Thermidor also refers to the coup of 9 Thermidor (27 July, 1794) in which Maximilien Robespierre was guillotined and the Reign of Terror ended. The interval of Thermidor was followed in turn by the French Directory. Prominent figures of Thermidor include Paul François Jean Nicolas Barras and Jean Lambert Tallien.

For historians of revolutionary movements, the term Thermidor has come to mean the phase in a revolution when the political pendulum swings back towards normalcy and power slips from the hands of the revolutionary extremists.

The food "Lobster Thermidor" was named, directly or indirectly, after the month. (Sometimes it is said that it was first prepared for Napoleon during the month of Thermidor; others say that it was created by Tony Girod at the Cafe de Paris to celebrate the opening of a play called Thermidor.)

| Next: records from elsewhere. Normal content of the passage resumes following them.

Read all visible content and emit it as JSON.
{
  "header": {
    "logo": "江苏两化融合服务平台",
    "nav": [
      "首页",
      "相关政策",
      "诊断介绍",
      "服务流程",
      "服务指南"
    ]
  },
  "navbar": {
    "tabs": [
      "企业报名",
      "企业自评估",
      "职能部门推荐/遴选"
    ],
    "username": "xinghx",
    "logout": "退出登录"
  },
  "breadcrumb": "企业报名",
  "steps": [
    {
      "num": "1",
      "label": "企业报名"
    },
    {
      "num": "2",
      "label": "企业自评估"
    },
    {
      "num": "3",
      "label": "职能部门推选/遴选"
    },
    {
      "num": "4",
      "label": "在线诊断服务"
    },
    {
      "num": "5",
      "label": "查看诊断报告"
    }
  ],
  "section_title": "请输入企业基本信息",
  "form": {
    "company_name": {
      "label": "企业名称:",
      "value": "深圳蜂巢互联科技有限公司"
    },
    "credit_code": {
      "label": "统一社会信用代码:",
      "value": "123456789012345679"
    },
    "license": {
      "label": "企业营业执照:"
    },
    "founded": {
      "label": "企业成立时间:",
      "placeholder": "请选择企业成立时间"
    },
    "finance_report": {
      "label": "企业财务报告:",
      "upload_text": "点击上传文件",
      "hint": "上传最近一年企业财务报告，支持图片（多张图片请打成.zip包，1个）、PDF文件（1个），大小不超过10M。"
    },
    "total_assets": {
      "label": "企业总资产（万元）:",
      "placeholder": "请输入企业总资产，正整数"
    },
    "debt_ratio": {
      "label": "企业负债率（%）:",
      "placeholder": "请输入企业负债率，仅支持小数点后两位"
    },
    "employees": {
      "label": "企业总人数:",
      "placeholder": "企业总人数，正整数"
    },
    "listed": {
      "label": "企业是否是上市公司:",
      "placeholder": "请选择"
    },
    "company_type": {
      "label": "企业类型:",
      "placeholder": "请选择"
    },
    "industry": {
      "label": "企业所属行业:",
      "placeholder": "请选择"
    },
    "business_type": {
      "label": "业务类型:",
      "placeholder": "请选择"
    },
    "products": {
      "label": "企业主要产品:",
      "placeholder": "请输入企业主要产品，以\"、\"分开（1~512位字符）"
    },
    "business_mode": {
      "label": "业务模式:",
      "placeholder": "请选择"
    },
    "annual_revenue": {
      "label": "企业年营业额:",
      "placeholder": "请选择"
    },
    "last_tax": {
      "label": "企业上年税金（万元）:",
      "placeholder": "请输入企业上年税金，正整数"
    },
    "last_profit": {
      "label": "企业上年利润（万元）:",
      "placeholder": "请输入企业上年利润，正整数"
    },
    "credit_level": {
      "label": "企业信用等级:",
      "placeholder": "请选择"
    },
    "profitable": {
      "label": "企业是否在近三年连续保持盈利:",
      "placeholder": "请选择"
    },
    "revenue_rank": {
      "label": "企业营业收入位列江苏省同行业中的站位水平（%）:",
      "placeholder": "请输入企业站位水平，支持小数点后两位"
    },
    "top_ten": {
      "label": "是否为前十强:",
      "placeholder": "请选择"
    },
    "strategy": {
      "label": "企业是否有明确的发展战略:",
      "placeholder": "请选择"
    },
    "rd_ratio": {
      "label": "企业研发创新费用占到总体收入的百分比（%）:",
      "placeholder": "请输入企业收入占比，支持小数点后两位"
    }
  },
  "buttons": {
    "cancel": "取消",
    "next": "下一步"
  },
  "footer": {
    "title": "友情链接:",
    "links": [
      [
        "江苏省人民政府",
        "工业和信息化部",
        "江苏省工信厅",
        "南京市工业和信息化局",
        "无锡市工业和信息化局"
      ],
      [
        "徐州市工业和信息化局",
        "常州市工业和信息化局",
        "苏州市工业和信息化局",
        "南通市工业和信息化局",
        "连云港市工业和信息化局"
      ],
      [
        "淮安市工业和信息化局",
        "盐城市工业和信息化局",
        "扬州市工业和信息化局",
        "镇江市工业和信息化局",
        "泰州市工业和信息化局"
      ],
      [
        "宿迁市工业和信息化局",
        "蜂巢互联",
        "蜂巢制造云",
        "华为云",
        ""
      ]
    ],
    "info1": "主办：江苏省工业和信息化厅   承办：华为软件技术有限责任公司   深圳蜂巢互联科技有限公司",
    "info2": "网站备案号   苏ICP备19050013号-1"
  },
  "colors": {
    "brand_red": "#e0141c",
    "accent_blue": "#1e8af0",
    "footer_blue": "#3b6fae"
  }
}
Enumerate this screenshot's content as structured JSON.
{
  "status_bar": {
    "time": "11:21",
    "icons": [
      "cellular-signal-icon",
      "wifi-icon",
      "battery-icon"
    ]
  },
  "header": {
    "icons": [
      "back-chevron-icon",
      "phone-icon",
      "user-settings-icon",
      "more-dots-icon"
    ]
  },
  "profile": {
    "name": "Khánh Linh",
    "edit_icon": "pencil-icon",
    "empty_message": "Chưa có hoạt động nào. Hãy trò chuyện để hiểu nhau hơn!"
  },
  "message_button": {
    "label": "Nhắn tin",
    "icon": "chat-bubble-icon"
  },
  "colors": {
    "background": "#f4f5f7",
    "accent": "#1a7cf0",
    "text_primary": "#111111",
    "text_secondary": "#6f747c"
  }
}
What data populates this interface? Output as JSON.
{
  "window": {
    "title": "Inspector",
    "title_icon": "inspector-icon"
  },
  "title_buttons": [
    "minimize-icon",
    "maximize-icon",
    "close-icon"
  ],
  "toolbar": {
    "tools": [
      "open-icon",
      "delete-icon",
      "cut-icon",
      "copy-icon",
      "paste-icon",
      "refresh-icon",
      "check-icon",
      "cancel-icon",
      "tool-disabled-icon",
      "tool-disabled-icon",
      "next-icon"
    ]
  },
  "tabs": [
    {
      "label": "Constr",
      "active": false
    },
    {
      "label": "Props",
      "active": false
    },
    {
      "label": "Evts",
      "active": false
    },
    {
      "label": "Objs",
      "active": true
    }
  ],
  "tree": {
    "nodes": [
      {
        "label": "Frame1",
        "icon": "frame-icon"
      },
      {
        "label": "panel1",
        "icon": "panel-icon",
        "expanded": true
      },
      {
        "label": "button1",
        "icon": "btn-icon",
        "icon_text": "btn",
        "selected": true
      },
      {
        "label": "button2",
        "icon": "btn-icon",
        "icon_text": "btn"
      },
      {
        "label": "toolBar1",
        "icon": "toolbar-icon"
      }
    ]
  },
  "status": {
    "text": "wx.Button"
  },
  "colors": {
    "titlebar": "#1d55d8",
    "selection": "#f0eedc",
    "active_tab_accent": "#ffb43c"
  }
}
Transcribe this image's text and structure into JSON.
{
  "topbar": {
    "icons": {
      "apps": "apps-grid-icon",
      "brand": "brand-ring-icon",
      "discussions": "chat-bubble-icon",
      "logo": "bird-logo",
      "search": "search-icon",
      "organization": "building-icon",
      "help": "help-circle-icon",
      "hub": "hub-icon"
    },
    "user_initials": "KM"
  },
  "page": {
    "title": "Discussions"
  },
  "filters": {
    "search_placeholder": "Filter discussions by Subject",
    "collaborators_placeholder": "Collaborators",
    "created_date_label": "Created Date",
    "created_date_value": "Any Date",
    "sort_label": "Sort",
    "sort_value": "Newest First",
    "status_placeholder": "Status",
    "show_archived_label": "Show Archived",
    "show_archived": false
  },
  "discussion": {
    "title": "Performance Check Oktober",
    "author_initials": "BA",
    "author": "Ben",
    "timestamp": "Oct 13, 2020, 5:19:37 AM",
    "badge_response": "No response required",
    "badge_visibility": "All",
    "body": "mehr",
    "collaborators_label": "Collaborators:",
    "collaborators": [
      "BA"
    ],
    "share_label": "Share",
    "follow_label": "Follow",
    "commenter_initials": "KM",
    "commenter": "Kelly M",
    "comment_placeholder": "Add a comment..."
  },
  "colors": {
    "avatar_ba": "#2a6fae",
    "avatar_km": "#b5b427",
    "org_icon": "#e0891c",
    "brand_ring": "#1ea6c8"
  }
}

Lobster Thermidor was one of the last meals served on the Titanic.